Judge Nial Fennelly is investigating the circumstances surrounding the resignation of former garda commissioner Martin Callinan in March of last year.
Speaking on RTÉ's Morning Ireland, Mr Martin accused Enda Kenny of "extraordinary intolerance" in holding the Government to account on the whole issue.
Mr Martin said he had read the Commissions of Investigations Act 2004 and "at no stage" does it say it is an offence to confirm that a person is a witness or would be a witness to a commission of inquiry.
He pointed out that the Taoiseach had said last June that he had been contacted by the Fennelly Commission and that he was looking forward to giving evidence.
"What is now an offence for the Taoiseach wasn't an offence for the Taoiseach in June of last year," he said.
He also rejected a suggestion by a Government spokesman that he was trying to "politicise" the investigation.
Mr Martin said he had read the relevant section of the Act "backwards and forwards" and he saw no distinction between someone disclosing they had given evidence, or disclosing that they were intending to give evidence, as the Taoiseach had done.
He said the solicitor to the inquiry had confirmed that no communication was made to any witness to the effect that they could not confirm that they were witnesses.
"There's no legal obstacle to confirming whether or not you gave evidence...the Taoiseach has been hiding on this issue for a long time, and is not (being) upfront and honest."
"I think it's unacceptable, given all the rhetoric we've heard from the Taoiseach and the Government about 'telling it as it is', and about transparency in terms of how Government conducts its affairs."
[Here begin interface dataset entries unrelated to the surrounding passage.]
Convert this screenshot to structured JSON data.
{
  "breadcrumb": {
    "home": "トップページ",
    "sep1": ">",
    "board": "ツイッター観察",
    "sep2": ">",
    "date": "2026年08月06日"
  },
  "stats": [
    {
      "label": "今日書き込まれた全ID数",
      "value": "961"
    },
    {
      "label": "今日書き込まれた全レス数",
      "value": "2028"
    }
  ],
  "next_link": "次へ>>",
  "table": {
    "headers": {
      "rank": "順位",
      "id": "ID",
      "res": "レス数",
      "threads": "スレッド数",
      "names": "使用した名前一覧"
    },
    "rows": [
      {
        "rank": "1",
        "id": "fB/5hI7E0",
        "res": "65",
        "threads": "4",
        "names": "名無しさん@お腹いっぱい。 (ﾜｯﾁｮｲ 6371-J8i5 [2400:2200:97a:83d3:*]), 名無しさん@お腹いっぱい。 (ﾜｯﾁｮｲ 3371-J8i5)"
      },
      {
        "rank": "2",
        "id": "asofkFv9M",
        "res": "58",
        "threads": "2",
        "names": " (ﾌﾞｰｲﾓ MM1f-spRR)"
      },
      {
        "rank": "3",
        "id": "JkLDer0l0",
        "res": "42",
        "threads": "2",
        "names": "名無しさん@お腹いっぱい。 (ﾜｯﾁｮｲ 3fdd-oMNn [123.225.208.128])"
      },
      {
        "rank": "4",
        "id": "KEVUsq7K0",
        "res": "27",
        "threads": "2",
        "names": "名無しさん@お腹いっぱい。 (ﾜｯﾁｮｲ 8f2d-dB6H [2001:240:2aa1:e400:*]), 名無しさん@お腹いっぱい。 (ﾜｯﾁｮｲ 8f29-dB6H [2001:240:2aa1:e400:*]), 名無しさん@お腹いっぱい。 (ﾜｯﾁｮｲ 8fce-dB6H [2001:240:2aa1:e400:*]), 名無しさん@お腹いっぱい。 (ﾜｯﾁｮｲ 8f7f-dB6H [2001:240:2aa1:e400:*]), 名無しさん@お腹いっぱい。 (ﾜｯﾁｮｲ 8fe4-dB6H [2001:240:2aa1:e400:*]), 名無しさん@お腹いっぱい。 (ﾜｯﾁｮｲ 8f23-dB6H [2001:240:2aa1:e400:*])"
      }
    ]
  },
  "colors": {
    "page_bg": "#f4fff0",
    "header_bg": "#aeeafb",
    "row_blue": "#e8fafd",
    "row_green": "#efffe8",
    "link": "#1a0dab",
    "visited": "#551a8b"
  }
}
Responding to Mr Martin's comments, Taoiseach Enda Kenny said that there are a number of Commissions of Inquiry at the moment and in each of these cases its very important that the members conduct their investigations responsibly.
He added in this case, Justice Fennelly should be allowed to conduct their work to fulfil their remit as they are capable of doing.
Mr Kenny added that he expects to fulfil his obligation in respect of the Fennelly Commission and he expressed his wish that he didn't want to comment any further.
The Minister for Jobs, Enterprise and Innovation said Mr Martin’s criticism of the Taoiseach amounts to political opportunism.
Speaking in Galway this morning, Richard Bruton said it was very clear under the terms of the Commissions of Investigation Act that participants were prohibited from discussing the workings of such an inquiry.
He said Judge Fennelly has been given a job to do and it was important that he had the time and space to complete that task.
Tánaiste Joan Burton also accused Mr Martin of politicising matters.
She said she would like to see the report section that concerns the Taoiseach as early as possible and it is important that Judge Fennelly completed the report and presents it as soon as possible.